(Component data from apps and pages)
'''

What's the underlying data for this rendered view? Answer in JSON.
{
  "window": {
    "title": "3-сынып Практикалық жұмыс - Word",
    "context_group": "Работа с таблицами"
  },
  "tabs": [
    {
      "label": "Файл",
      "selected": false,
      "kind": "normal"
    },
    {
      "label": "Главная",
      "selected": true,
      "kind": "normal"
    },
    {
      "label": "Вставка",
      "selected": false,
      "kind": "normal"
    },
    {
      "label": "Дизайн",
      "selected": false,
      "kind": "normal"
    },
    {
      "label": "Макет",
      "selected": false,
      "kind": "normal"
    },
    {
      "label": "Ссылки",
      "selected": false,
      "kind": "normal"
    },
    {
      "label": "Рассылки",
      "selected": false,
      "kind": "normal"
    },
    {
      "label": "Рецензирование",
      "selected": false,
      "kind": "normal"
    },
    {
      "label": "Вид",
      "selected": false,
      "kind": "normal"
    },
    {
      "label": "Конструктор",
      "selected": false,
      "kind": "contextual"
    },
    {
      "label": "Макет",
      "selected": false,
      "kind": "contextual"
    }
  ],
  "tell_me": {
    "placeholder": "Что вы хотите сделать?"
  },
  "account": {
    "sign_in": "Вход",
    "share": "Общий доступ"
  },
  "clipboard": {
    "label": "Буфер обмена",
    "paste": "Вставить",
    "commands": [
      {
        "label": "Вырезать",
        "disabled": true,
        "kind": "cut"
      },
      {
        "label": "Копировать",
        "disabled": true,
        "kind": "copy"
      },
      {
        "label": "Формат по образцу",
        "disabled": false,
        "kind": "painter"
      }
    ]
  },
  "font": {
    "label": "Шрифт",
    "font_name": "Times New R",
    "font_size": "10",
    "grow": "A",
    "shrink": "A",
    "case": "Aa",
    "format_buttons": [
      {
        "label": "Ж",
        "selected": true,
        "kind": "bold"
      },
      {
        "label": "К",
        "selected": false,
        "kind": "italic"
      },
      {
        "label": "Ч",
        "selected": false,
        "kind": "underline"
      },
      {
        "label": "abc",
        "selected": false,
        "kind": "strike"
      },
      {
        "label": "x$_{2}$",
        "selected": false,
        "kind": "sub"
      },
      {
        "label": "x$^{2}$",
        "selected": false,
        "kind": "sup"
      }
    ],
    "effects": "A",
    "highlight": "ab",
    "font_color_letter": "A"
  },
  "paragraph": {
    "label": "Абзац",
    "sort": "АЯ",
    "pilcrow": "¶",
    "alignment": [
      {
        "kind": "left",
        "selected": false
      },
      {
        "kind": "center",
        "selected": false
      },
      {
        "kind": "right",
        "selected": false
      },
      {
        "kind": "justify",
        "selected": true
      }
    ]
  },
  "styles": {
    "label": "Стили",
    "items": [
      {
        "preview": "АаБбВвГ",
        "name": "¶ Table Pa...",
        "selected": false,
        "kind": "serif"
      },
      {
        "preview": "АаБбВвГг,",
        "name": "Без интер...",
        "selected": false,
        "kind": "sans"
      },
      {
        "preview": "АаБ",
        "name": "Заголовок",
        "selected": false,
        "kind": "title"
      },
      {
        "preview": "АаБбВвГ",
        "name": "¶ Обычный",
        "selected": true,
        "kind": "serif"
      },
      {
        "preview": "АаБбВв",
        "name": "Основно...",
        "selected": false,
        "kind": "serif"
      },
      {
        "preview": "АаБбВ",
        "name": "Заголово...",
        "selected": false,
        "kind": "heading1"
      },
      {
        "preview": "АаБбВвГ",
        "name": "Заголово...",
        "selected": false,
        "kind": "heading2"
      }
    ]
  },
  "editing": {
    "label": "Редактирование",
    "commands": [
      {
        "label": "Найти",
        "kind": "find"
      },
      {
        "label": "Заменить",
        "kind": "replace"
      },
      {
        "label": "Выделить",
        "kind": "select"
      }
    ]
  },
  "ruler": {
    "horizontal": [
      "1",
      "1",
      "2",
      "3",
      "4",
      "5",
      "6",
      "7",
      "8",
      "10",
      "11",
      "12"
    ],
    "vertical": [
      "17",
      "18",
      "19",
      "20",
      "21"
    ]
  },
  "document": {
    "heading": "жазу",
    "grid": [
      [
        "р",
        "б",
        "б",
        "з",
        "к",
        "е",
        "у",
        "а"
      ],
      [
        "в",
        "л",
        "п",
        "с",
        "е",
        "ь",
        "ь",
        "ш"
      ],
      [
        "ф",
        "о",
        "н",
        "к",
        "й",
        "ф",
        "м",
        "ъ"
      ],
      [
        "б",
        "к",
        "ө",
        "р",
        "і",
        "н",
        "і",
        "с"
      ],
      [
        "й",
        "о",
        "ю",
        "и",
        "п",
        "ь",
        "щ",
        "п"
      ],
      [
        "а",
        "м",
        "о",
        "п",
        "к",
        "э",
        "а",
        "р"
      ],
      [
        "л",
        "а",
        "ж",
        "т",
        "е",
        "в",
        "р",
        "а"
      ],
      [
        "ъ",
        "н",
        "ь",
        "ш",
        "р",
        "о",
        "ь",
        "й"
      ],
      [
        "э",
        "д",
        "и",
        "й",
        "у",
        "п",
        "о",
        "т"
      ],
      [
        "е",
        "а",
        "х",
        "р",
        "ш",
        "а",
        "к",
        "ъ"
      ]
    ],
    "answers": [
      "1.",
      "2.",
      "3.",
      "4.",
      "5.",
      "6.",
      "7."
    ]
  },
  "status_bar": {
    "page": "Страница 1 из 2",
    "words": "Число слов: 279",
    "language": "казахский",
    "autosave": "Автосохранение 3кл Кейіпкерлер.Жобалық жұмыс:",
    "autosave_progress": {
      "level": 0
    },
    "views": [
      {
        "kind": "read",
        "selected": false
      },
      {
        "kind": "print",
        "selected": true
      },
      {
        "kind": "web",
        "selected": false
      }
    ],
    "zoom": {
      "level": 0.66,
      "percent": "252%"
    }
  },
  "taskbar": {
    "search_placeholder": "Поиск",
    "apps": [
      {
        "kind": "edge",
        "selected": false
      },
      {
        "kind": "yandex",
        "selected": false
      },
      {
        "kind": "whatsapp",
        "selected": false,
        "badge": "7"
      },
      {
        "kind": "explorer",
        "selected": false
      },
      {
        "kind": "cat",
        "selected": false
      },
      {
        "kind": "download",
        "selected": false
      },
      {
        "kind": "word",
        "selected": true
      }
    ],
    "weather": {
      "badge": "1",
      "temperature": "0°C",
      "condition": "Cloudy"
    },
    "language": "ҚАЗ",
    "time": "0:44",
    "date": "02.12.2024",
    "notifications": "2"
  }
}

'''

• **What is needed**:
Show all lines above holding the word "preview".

• **Task solution**:
        "preview": "АаБбВвГ",
        "preview": "АаБбВвГг,",
        "preview": "АаБ",
        "preview": "АаБбВвГ",
        "preview": "АаБбВв",
        "preview": "АаБбВ",
        "preview": "АаБбВвГ",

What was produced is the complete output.